-------- TASK MATERIAL

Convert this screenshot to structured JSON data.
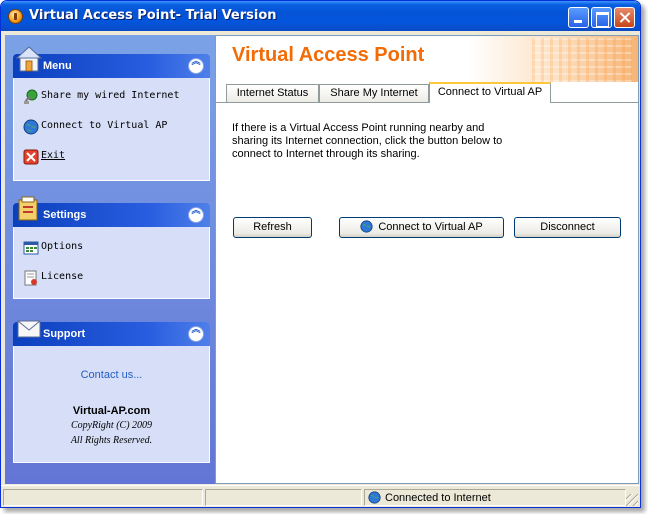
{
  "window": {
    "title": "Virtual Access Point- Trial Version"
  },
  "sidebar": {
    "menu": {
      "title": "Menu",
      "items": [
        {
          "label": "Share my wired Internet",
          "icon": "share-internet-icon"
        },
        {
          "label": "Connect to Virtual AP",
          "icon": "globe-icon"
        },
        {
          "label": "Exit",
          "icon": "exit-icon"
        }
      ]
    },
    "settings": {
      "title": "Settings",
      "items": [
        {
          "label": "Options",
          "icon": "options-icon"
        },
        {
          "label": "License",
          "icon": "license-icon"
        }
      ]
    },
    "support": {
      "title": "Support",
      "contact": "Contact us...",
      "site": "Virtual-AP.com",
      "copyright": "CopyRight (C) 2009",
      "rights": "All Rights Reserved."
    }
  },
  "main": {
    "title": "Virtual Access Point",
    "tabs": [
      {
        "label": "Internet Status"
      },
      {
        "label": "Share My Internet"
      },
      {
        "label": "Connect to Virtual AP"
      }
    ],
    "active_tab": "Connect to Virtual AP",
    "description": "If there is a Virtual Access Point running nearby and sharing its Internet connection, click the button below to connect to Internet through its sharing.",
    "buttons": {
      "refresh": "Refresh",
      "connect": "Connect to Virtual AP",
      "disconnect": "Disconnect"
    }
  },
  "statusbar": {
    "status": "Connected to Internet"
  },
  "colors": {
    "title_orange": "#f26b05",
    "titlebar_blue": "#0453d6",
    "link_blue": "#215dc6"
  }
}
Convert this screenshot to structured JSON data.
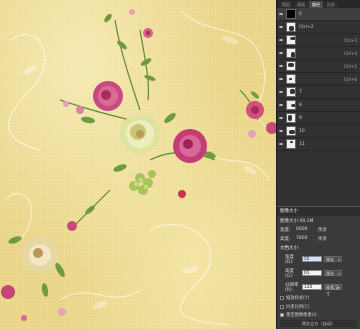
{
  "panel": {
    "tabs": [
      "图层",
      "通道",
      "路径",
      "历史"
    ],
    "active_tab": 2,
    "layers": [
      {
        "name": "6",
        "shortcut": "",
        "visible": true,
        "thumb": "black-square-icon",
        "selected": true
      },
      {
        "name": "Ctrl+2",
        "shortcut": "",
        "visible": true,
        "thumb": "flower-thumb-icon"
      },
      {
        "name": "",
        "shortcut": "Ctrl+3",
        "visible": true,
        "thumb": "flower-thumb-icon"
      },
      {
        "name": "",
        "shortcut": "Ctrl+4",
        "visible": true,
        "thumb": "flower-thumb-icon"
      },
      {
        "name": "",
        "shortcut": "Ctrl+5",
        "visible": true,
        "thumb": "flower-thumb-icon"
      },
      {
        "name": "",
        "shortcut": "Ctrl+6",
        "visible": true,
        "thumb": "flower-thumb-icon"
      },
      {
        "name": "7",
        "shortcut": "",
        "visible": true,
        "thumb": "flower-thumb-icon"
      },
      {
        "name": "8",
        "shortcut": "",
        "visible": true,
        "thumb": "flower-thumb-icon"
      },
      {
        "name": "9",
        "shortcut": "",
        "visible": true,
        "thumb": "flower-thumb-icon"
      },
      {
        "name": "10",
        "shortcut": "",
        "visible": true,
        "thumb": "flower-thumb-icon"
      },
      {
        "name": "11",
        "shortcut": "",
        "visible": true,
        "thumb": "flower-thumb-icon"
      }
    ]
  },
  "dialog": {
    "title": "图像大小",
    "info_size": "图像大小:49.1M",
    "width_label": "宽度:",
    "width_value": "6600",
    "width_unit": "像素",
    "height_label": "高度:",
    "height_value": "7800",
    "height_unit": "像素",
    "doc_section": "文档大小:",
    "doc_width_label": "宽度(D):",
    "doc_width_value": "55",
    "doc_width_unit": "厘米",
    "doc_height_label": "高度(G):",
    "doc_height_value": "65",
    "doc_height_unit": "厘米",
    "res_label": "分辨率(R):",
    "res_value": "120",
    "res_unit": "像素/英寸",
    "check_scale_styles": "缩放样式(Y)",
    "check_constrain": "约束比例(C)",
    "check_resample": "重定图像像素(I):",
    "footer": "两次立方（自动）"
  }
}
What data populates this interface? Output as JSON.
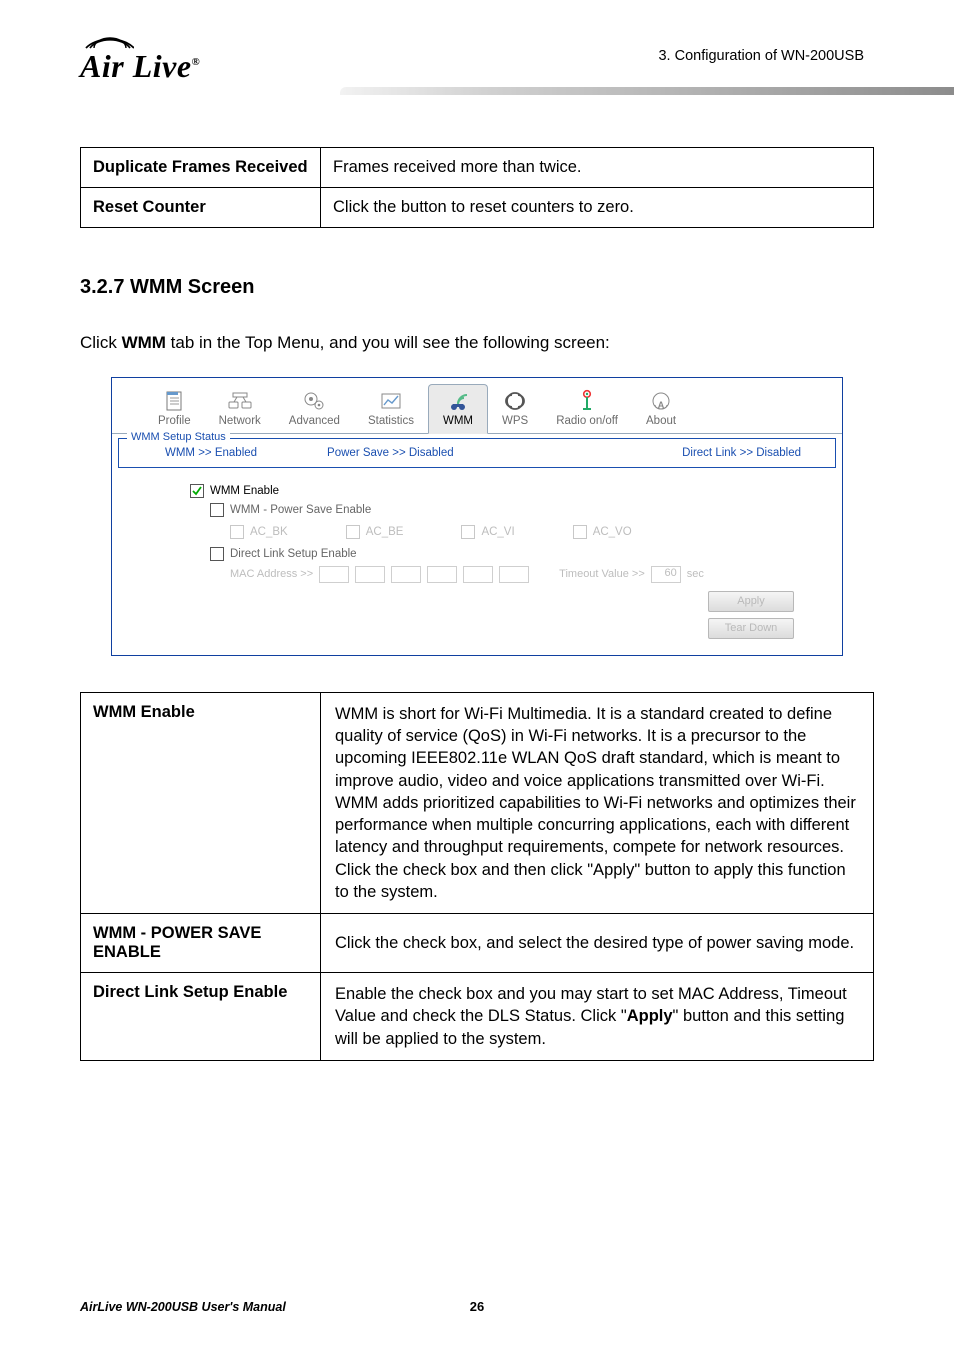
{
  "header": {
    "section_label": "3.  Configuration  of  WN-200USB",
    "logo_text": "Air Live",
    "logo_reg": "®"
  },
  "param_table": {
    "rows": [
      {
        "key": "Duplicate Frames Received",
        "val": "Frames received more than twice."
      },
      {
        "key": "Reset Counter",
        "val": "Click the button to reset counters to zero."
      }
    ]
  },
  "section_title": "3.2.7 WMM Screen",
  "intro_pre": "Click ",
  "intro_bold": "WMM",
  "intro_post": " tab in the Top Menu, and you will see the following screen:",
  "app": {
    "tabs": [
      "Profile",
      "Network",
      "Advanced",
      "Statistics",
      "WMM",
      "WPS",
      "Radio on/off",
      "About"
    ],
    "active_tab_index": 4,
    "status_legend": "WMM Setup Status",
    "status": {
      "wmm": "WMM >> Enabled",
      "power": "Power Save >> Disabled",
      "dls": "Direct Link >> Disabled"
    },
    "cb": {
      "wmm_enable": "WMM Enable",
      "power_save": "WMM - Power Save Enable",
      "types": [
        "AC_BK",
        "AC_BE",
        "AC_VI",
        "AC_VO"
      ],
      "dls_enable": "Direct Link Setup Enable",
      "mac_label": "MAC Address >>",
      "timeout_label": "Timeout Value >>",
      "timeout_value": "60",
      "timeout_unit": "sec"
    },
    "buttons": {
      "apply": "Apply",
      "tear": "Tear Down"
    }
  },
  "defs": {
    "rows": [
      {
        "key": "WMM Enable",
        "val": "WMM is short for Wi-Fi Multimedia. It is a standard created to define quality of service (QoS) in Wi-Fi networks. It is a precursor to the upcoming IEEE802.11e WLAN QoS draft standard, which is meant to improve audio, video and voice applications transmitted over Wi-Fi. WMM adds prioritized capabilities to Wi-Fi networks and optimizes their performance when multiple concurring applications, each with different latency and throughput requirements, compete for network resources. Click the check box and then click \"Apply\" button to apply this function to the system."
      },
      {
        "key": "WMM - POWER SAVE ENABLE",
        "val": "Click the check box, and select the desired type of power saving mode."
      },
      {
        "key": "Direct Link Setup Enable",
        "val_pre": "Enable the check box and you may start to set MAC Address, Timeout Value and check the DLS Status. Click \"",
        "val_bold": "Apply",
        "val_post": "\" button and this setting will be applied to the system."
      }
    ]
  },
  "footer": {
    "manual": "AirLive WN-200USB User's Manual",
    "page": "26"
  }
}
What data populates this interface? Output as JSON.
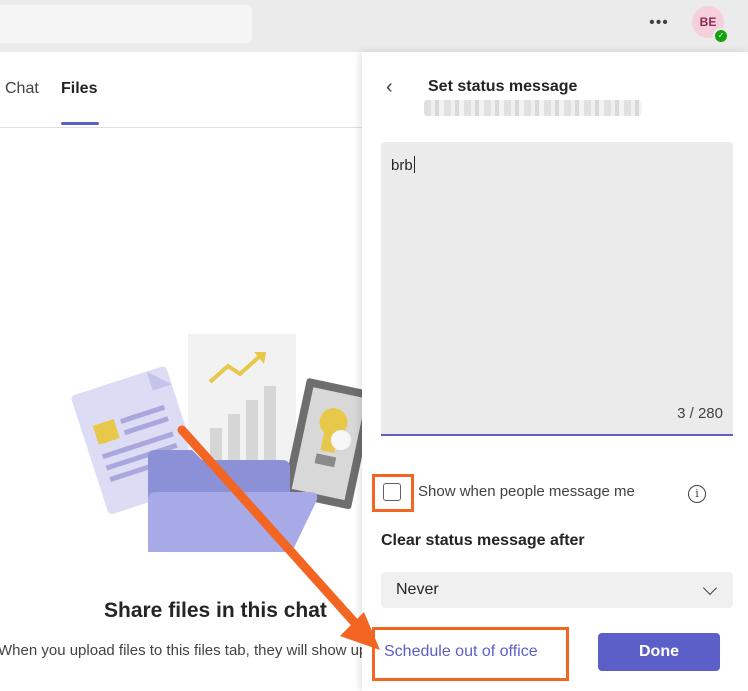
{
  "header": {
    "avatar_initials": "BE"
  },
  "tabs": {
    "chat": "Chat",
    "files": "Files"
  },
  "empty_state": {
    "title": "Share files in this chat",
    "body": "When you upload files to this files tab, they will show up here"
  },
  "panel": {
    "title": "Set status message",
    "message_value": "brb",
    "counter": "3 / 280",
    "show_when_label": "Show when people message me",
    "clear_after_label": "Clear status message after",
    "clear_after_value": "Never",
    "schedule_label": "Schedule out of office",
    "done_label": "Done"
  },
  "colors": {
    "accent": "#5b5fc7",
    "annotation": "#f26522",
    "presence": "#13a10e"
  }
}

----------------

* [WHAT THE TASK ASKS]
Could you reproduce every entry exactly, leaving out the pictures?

* [SOLUTION TO THE PROBLEM]
Convert this screenshot to structured JSON data.
{
  "window": {
    "title": "Virtual Access Point- Trial Version"
  },
  "sidebar": {
    "menu": {
      "title": "Menu",
      "items": [
        {
          "label": "Share my wired Internet",
          "icon": "share-internet-icon"
        },
        {
          "label": "Connect to Virtual AP",
          "icon": "globe-icon"
        },
        {
          "label": "Exit",
          "icon": "exit-icon"
        }
      ]
    },
    "settings": {
      "title": "Settings",
      "items": [
        {
          "label": "Options",
          "icon": "options-icon"
        },
        {
          "label": "License",
          "icon": "license-icon"
        }
      ]
    },
    "support": {
      "title": "Support",
      "contact": "Contact us...",
      "site": "Virtual-AP.com",
      "copyright": "CopyRight (C) 2009",
      "rights": "All Rights Reserved."
    }
  },
  "main": {
    "title": "Virtual Access Point",
    "tabs": [
      {
        "label": "Internet Status"
      },
      {
        "label": "Share My Internet"
      },
      {
        "label": "Connect to Virtual AP"
      }
    ],
    "active_tab": "Connect to Virtual AP",
    "description": "If there is a Virtual Access Point running nearby and sharing its Internet connection, click the button below to connect to Internet through its sharing.",
    "buttons": {
      "refresh": "Refresh",
      "connect": "Connect to Virtual AP",
      "disconnect": "Disconnect"
    }
  },
  "statusbar": {
    "status": "Connected to Internet"
  },
  "colors": {
    "title_orange": "#f26b05",
    "titlebar_blue": "#0453d6",
    "link_blue": "#215dc6"
  }
}
Convert this screenshot to structured JSON data.
{
  "panel": {
    "tabs": [
      "图层",
      "通道",
      "路径",
      "历史"
    ],
    "active_tab": 2,
    "layers": [
      {
        "name": "6",
        "shortcut": "",
        "visible": true,
        "thumb": "black-square-icon",
        "selected": true
      },
      {
        "name": "Ctrl+2",
        "shortcut": "",
        "visible": true,
        "thumb": "flower-thumb-icon"
      },
      {
        "name": "",
        "shortcut": "Ctrl+3",
        "visible": true,
        "thumb": "flower-thumb-icon"
      },
      {
        "name": "",
        "shortcut": "Ctrl+4",
        "visible": true,
        "thumb": "flower-thumb-icon"
      },
      {
        "name": "",
        "shortcut": "Ctrl+5",
        "visible": true,
        "thumb": "flower-thumb-icon"
      },
      {
        "name": "",
        "shortcut": "Ctrl+6",
        "visible": true,
        "thumb": "flower-thumb-icon"
      },
      {
        "name": "7",
        "shortcut": "",
        "visible": true,
        "thumb": "flower-thumb-icon"
      },
      {
        "name": "8",
        "shortcut": "",
        "visible": true,
        "thumb": "flower-thumb-icon"
      },
      {
        "name": "9",
        "shortcut": "",
        "visible": true,
        "thumb": "flower-thumb-icon"
      },
      {
        "name": "10",
        "shortcut": "",
        "visible": true,
        "thumb": "flower-thumb-icon"
      },
      {
        "name": "11",
        "shortcut": "",
        "visible": true,
        "thumb": "flower-thumb-icon"
      }
    ]
  },
  "dialog": {
    "title": "图像大小",
    "info_size": "图像大小:49.1M",
    "width_label": "宽度:",
    "width_value": "6600",
    "width_unit": "像素",
    "height_label": "高度:",
    "height_value": "7800",
    "height_unit": "像素",
    "doc_section": "文档大小:",
    "doc_width_label": "宽度(D):",
    "doc_width_value": "55",
    "doc_width_unit": "厘米",
    "doc_height_label": "高度(G):",
    "doc_height_value": "65",
    "doc_height_unit": "厘米",
    "res_label": "分辨率(R):",
    "res_value": "120",
    "res_unit": "像素/英寸",
    "check_scale_styles": "缩放样式(Y)",
    "check_constrain": "约束比例(C)",
    "check_resample": "重定图像像素(I):",
    "footer": "两次立方（自动）"
  }
}
What data populates this interface? Output as JSON.
{
  "header": {
    "section_label": "3.  Configuration  of  WN-200USB",
    "logo_text": "Air Live",
    "logo_reg": "®"
  },
  "param_table": {
    "rows": [
      {
        "key": "Duplicate Frames Received",
        "val": "Frames received more than twice."
      },
      {
        "key": "Reset Counter",
        "val": "Click the button to reset counters to zero."
      }
    ]
  },
  "section_title": "3.2.7 WMM Screen",
  "intro_pre": "Click ",
  "intro_bold": "WMM",
  "intro_post": " tab in the Top Menu, and you will see the following screen:",
  "app": {
    "tabs": [
      "Profile",
      "Network",
      "Advanced",
      "Statistics",
      "WMM",
      "WPS",
      "Radio on/off",
      "About"
    ],
    "active_tab_index": 4,
    "status_legend": "WMM Setup Status",
    "status": {
      "wmm": "WMM >> Enabled",
      "power": "Power Save >> Disabled",
      "dls": "Direct Link >> Disabled"
    },
    "cb": {
      "wmm_enable": "WMM Enable",
      "power_save": "WMM - Power Save Enable",
      "types": [
        "AC_BK",
        "AC_BE",
        "AC_VI",
        "AC_VO"
      ],
      "dls_enable": "Direct Link Setup Enable",
      "mac_label": "MAC Address >>",
      "timeout_label": "Timeout Value >>",
      "timeout_value": "60",
      "timeout_unit": "sec"
    },
    "buttons": {
      "apply": "Apply",
      "tear": "Tear Down"
    }
  },
  "defs": {
    "rows": [
      {
        "key": "WMM Enable",
        "val": "WMM is short for Wi-Fi Multimedia. It is a standard created to define quality of service (QoS) in Wi-Fi networks. It is a precursor to the upcoming IEEE802.11e WLAN QoS draft standard, which is meant to improve audio, video and voice applications transmitted over Wi-Fi. WMM adds prioritized capabilities to Wi-Fi networks and optimizes their performance when multiple concurring applications, each with different latency and throughput requirements, compete for network resources. Click the check box and then click \"Apply\" button to apply this function to the system."
      },
      {
        "key": "WMM - POWER SAVE ENABLE",
        "val": "Click the check box, and select the desired type of power saving mode."
      },
      {
        "key": "Direct Link Setup Enable",
        "val_pre": "Enable the check box and you may start to set MAC Address, Timeout Value and check the DLS Status. Click \"",
        "val_bold": "Apply",
        "val_post": "\" button and this setting will be applied to the system."
      }
    ]
  },
  "footer": {
    "manual": "AirLive WN-200USB User's Manual",
    "page": "26"
  }
}
What data populates this interface? Output as JSON.
{
  "header": {
    "avatar_initials": "BE"
  },
  "tabs": {
    "chat": "Chat",
    "files": "Files"
  },
  "empty_state": {
    "title": "Share files in this chat",
    "body": "When you upload files to this files tab, they will show up here"
  },
  "panel": {
    "title": "Set status message",
    "message_value": "brb",
    "counter": "3 / 280",
    "show_when_label": "Show when people message me",
    "clear_after_label": "Clear status message after",
    "clear_after_value": "Never",
    "schedule_label": "Schedule out of office",
    "done_label": "Done"
  },
  "colors": {
    "accent": "#5b5fc7",
    "annotation": "#f26522",
    "presence": "#13a10e"
  }
}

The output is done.